Meanwhile, Republicans have been demanding that the Bush tax cuts, due to expire, be fully and permanently extended. Obama, who was overwhelmingly elected on a platform to extend only the tax cuts for income below $250,000, maintains that the estimated $670 billion difference between his plan and the Republicans' is unaffordable given our long-term budget deficit. He also notes that the nonpartisan Congressional Budget Office has found lower marginal tax rates to be the least effective economic stimulus proposal of 11 ideas it considered.

Caving to Republican demands on tax cuts to pass START seemed like a painful, but possibly necessary, concession on Tuesday. But on Wednesday, Senate Republicans took the tax cuts out of the realm of normal political bargaining. All 42 Republican senators signed a letter to Reid saying, "We write to inform you that we will not agree to invoke cloture on the motion to proceed to any legislative item until the Senate has acted to fund the government and we have prevented the tax increase that is currently awaiting all American taxpayers." This is a remarkable demand since they are asking Reid to perform a magic act: pass a tax cut and "fund the government." Never mind the fact that cutting taxes is counterproductive to funding the government.
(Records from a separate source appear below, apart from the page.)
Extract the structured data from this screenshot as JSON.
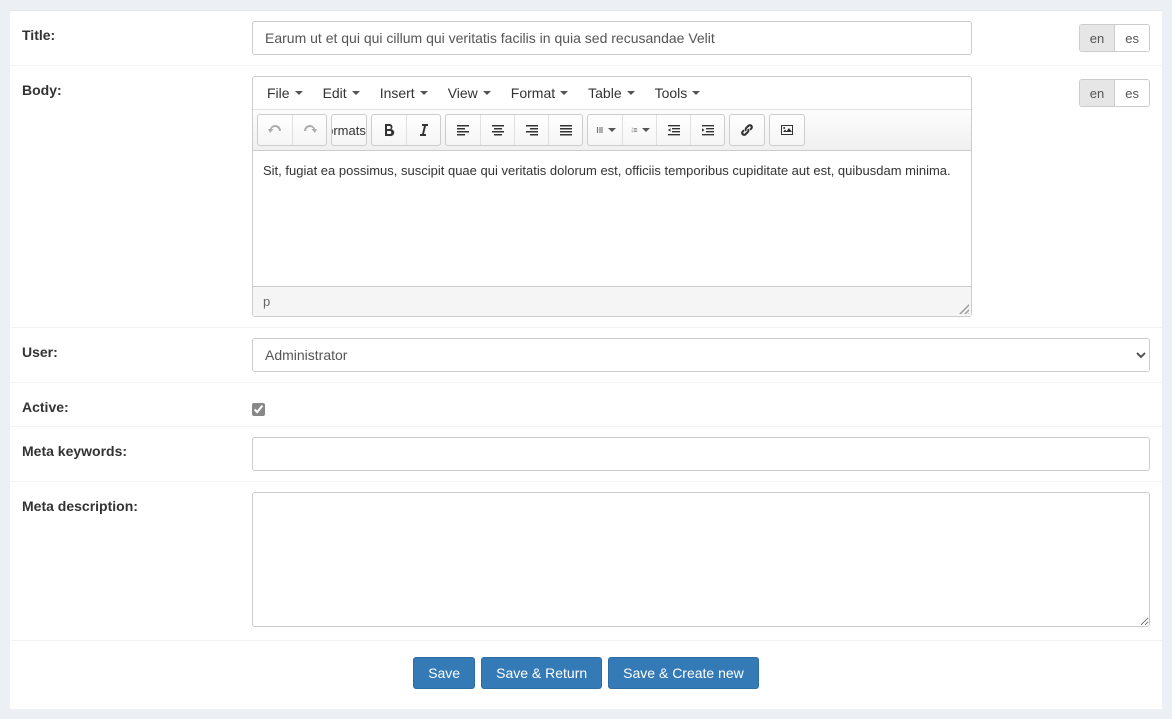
{
  "labels": {
    "title": "Title",
    "body": "Body",
    "user": "User",
    "active": "Active",
    "meta_keywords": "Meta keywords",
    "meta_description": "Meta description"
  },
  "values": {
    "title": "Earum ut et qui qui cillum qui veritatis facilis in quia sed recusandae Velit",
    "body": "Sit, fugiat ea possimus, suscipit quae qui veritatis dolorum est, officiis temporibus cupiditate aut est, quibusdam minima.",
    "user_selected": "Administrator",
    "active": true,
    "meta_keywords": "",
    "meta_description": ""
  },
  "user_options": [
    "Administrator"
  ],
  "lang": {
    "en": "en",
    "es": "es",
    "active": "en"
  },
  "editor": {
    "menus": {
      "file": "File",
      "edit": "Edit",
      "insert": "Insert",
      "view": "View",
      "format": "Format",
      "table": "Table",
      "tools": "Tools"
    },
    "formats_label": "Formats",
    "status_path": "p"
  },
  "buttons": {
    "save": "Save",
    "save_return": "Save & Return",
    "save_create": "Save & Create new"
  }
}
"The nation's unemployment level, stuck near 10 percent, is unacceptable to Americans," the letter says. "Given our struggling economy, preventing the tax increase and providing economic certainty should be our top priority." Given that there are more effective ways of reducing unemployment, Republicans should be advocating infrastructure spending, a payroll-tax holiday, or accelerated depreciation of business expenses if they are so concerned about unemployment.

As The New York Times's David Leonhardt explains, Democrats have painted themselves into a corner by refusing to pass their more popular tax-cut package before the election. Now their options are to either pass a compromise such as Chuck Schumer's suggestion to raise taxes only on income over $1 million per year, if they can find a few Republican votes for it, or risk having to vote up or down on the total Bush tax-cut package after Republicans take control of the House of Representatives next year. Or they could trade tax-cut passage for something useful, like START.

Obviously, Democrats would be stupid to give away the bargaining chip they currently hold—passage of tax cuts—in exchange for nothing in return. If they are going to bite the bullet and pass tax cuts, they should at least get some useful things in return. But what seems obviously stupid to the average person seems often to strike the White House as a brilliant political maneuver.

Update: This post originally incorrectly stated that START was one of the votes Republicans would filibuster until tax cuts are passed. Since treaty ratification is not a legislative action it does not fall under the purview of the letter. Don Stewart, a spokesman for Senate Minority Leader Mitch McConnell, denied the rumors of a deal linking START to tax cuts, saying, "Nobody is holding START hostage to taxes; nobody has demanded one for the other." Passage of START, he added, "depends, as it always has, on the ongoing negotiations over the treaty."